Alloy deposition by sputtering is analogous to the evaporation method. In cosputtering, several sputter cathodes or sputter guns are used to generate the various vapor species. The same composition variation in the plane of the substrate occurs as in evaporation. Due to the low sputtering rates, there is not as much latitude to increase the source-to-substrate distance as with evaporation without making the deposition rates impractically low. A variation of cosputtering uses a segmented target. In this case, the sputtering target is built up of segments of the elements composing the alloy, the surface area of each element being inversely proportional to the sputtering yield. Increasing the number of segments increases the compositional homogeneity in the film.
An alloy can be sputtered from an alloy target if the modified surface composition is inversely proportional to the sputtering yield of the various elements. This is accomplished by a conditioning period of the target to allow progress from the alloy composition to the modified surface composition. See also: Sputtering
Deposition of compounds

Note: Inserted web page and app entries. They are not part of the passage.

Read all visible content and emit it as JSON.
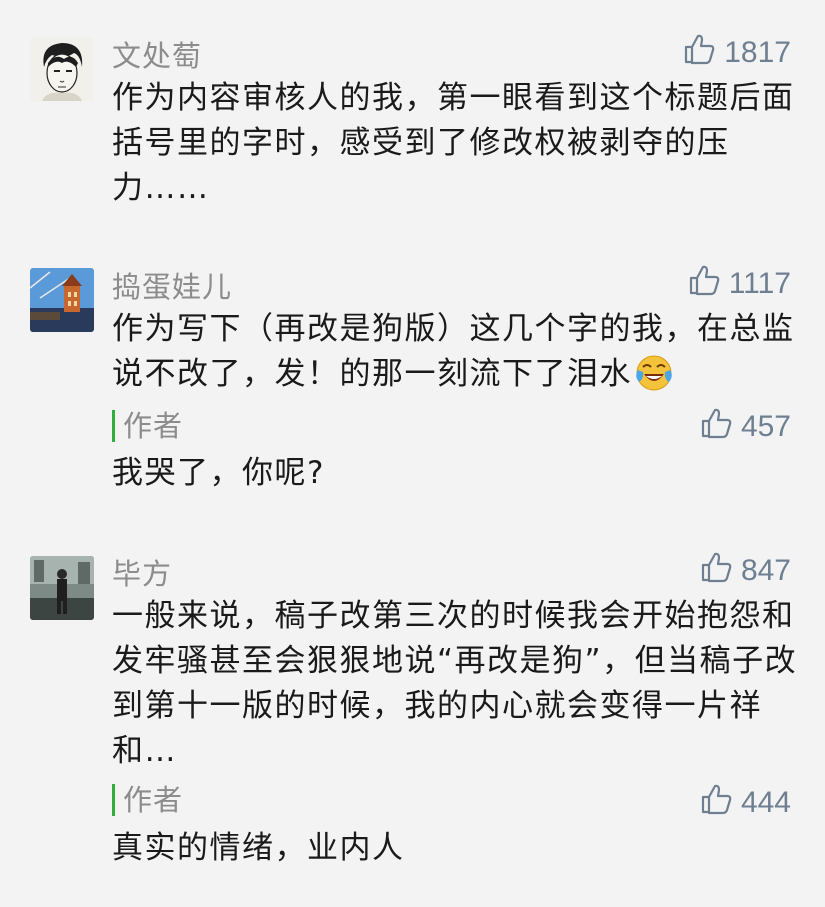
{
  "comments": [
    {
      "username": "文处萄",
      "likes": "1817",
      "text": "作为内容审核人的我，第一眼看到这个标题后面括号里的字时，感受到了修改权被剥夺的压力……"
    },
    {
      "username": "捣蛋娃儿",
      "likes": "1117",
      "text": "作为写下（再改是狗版）这几个字的我，在总监说不改了，发！的那一刻流下了泪水",
      "emoji": "crying-laughing-emoji",
      "reply": {
        "tag": "作者",
        "likes": "457",
        "text": "我哭了，你呢?"
      }
    },
    {
      "username": "毕方",
      "likes": "847",
      "text": "一般来说，稿子改第三次的时候我会开始抱怨和发牢骚甚至会狠狠地说“再改是狗”，但当稿子改到第十一版的时候，我的内心就会变得一片祥和…",
      "reply": {
        "tag": "作者",
        "likes": "444",
        "text": "真实的情绪，业内人"
      }
    }
  ],
  "icons": {
    "like": "thumbs-up-icon"
  },
  "colors": {
    "author_bar": "#2fae3b",
    "like": "#6f7f92",
    "meta": "#8c8c8c"
  }
}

Deposition of compounds can be performed in two ways. In direct evaporation/sputtering, the composition of the target is the same as that of the compound that is to be deposited; for example, both the target and film composition may be the oxide of yttrium (Y), barium (Ba), and copper (Cu), YBa2Cu3O7−x. In reactive evaporation/sputtering, the element or elements of the compound are evaporated/sputtered and react with the gas to form the compound. For example, Y, Ba, and Cu are evaporated/sputtered and react with oxygen to form YBa2Cu3O7–x . Plasma-assisted reactive processes are often used, since they activate the reactions leading to compound formation. The two plasma-assisted reactive processes for physical vapor deposition are activated reactive evaporation and reactive sputtering. These processes are of great importance for deposition of compound films in the manufacture of various devices.

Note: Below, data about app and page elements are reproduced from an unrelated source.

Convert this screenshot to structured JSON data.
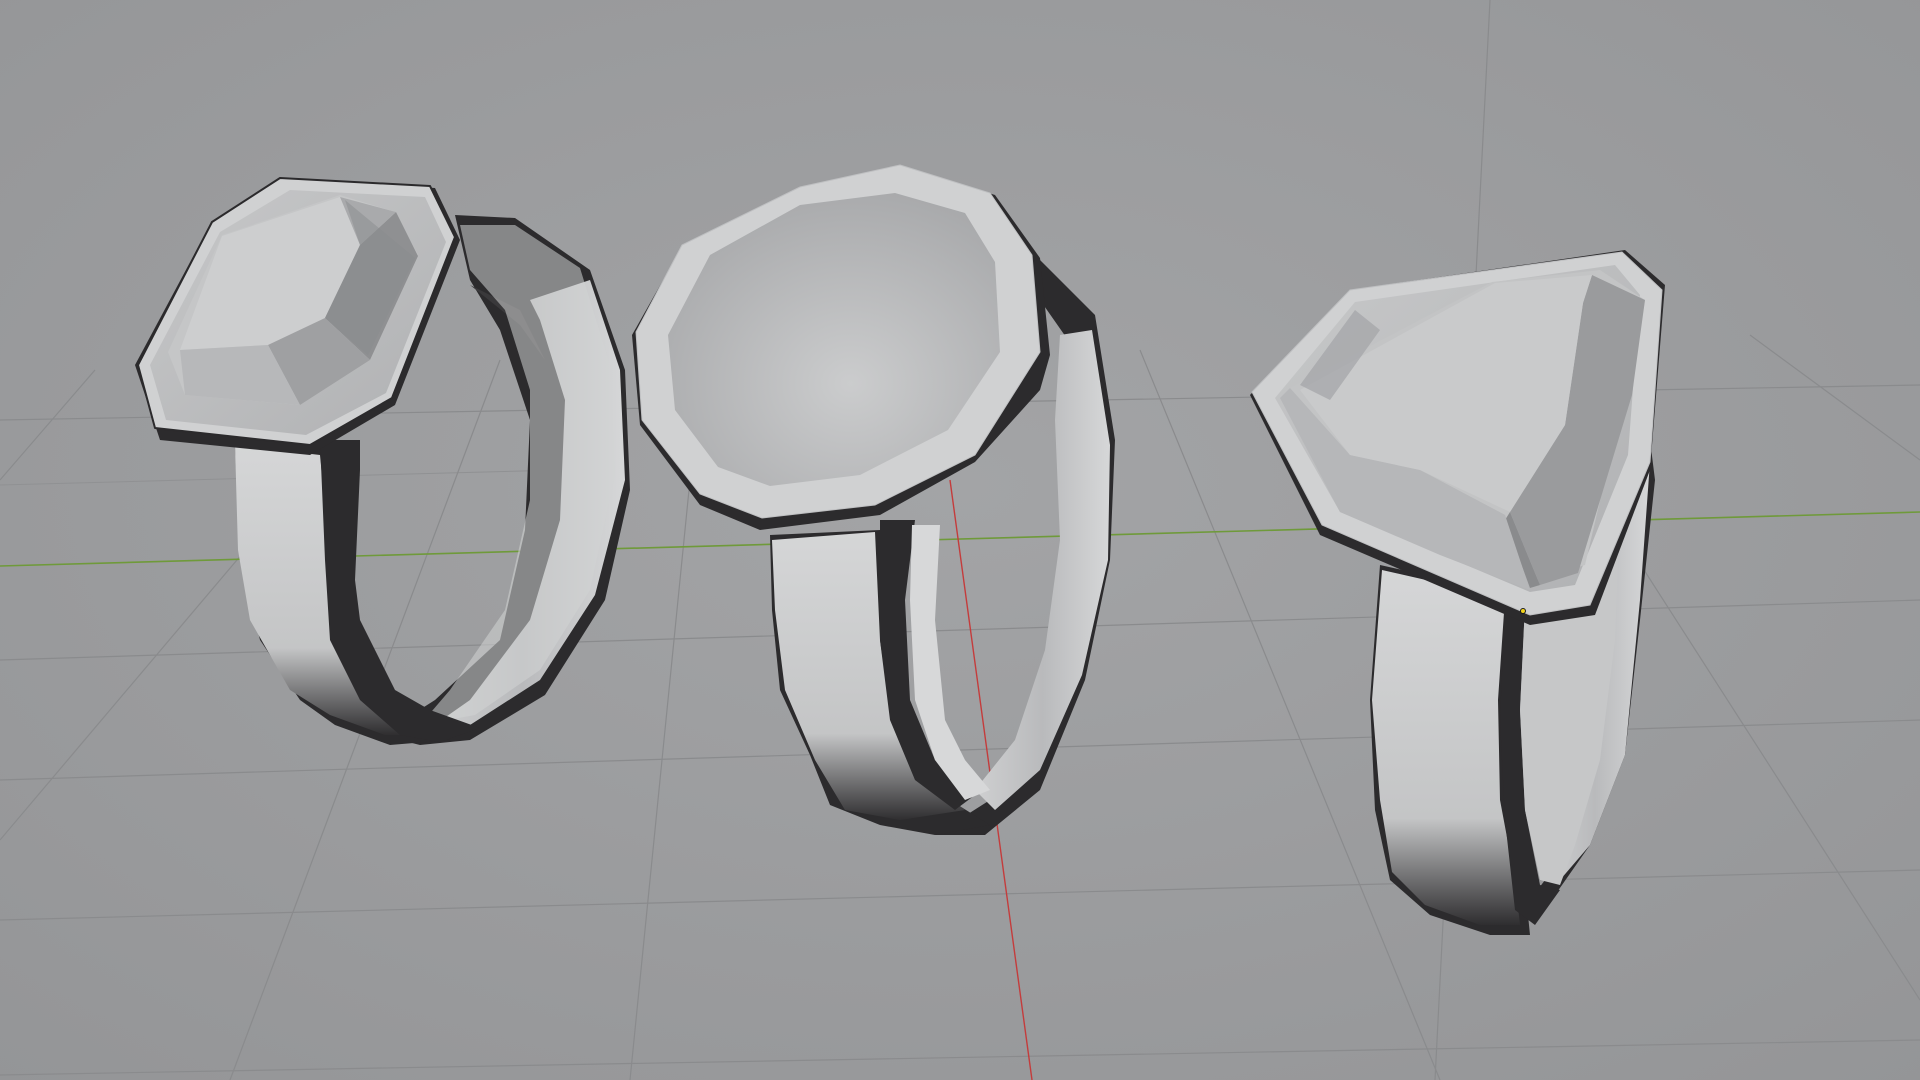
{
  "viewport": {
    "kind": "3d-viewport",
    "background_color": "#9b9c9e",
    "grid_color": "#8a8b8d",
    "x_axis_color": "#c43c3c",
    "y_axis_color": "#6f9a3a"
  },
  "objects": [
    {
      "name": "octagon-ring",
      "shape": "octagonal faceted top"
    },
    {
      "name": "round-signet-ring",
      "shape": "decagonal flat top"
    },
    {
      "name": "shield-signet-ring",
      "shape": "triangular faceted top"
    }
  ],
  "material": {
    "surface_light": "#d3d4d5",
    "surface_mid": "#b3b4b6",
    "surface_dark": "#2c2b2d"
  }
}
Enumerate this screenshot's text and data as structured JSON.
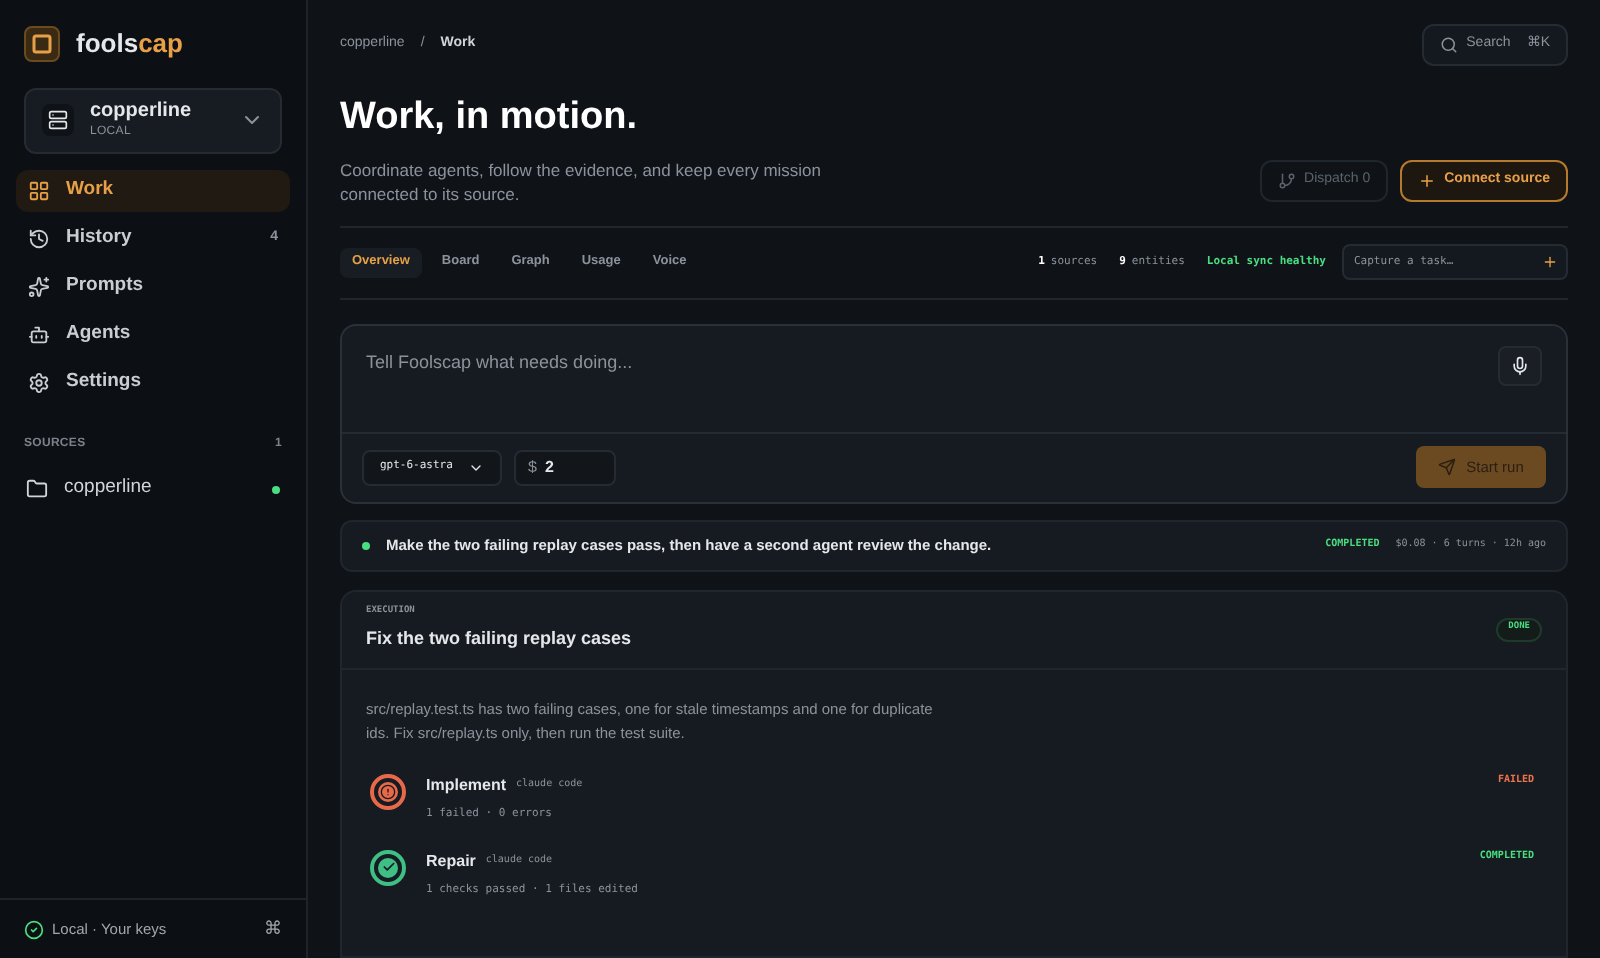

Coatings provided by vapor deposition have many applications. For optical functions they are used as reflective or transmitting coatings for lenses, mirrors, and headlamps; for energy transmission and control they are used in glass, optical, or selective solar absorbers and in heat blankets; for electrical and magnetic functions they are used for resistors, conductors, capacitors, active solid-state devices, photovoltaic solar cells, and magnetic recording devices; for mechanical functions they are used for solid-state lubricants, tribological coatings for wear and erosion resistance in cutting and forming tools and other engineering surfaces; and for chemical functions they are used to provide resistance to chemical and galvanic corrosion in high-temperature oxidation, corrosion, and catalytic applications as well as to afford protection in the marine environment. Decorative applications include toys, costume jewelry, eyeglass frames, watchcases and bezels, and medallions. Coatings also act as moisture barriers for paper and polymers. They can be used for bulk or free-standing shapes such as sheet or foil tubing, and they can be formulated into submicrometer powders.
In some cases, a coating may serve multiple requirements. For example, a transparent conducting oxide may be a component of a pn junction as well as a current collector in a solar cell, or a gold-colored titanium nitride (TiN) coating may give a pleasing color as well as protect against wear. See also: Vacuum metallurgy